* PROBLEM TO SOLVE
Scan the records for the string "name"; copy each line where it occurs.

(Items from an interface collection)
·····
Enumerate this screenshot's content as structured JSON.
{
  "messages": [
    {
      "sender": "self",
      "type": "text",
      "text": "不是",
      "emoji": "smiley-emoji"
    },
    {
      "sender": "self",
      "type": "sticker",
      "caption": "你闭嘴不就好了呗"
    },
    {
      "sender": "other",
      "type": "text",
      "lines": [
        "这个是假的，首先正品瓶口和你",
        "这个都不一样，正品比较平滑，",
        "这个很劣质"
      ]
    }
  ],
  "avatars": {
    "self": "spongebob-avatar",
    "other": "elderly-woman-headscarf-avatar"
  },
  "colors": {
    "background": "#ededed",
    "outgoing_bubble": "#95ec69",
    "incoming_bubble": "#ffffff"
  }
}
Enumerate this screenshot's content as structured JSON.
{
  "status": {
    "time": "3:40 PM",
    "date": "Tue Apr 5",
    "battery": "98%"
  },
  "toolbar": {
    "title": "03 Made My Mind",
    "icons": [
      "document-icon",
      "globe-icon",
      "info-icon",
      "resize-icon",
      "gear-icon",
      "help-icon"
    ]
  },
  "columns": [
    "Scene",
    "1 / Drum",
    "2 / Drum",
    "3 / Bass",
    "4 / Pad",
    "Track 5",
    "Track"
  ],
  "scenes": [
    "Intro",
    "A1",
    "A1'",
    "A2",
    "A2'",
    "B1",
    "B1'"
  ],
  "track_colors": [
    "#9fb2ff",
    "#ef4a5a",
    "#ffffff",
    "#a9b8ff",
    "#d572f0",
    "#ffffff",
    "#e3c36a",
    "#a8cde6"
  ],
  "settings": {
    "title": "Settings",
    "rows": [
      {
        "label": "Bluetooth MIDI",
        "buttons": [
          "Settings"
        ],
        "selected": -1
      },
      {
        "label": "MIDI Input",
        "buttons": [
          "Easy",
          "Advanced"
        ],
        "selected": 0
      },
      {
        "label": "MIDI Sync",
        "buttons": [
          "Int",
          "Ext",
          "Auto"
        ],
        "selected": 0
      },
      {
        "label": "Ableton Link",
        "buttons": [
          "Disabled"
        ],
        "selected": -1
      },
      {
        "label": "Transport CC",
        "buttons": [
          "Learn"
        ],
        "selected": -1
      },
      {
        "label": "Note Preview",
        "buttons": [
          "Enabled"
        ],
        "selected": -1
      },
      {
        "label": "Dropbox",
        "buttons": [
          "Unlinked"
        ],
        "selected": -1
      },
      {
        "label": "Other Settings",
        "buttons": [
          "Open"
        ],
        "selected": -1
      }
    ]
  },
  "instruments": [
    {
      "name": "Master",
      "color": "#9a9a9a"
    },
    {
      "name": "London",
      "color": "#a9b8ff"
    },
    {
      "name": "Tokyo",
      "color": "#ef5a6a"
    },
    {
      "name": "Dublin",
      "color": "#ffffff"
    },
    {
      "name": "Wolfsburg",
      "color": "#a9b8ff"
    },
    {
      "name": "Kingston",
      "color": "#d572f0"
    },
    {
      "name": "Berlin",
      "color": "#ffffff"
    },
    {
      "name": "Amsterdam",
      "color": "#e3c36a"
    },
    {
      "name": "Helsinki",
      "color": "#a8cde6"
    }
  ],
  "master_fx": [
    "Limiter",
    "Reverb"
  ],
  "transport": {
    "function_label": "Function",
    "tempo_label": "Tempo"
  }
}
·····
* RESPONSE AREA
      "name": "Master",
      "name": "London",
      "name": "Tokyo",
      "name": "Dublin",
      "name": "Wolfsburg",
      "name": "Kingston",
      "name": "Berlin",
      "name": "Amsterdam",
      "name": "Helsinki",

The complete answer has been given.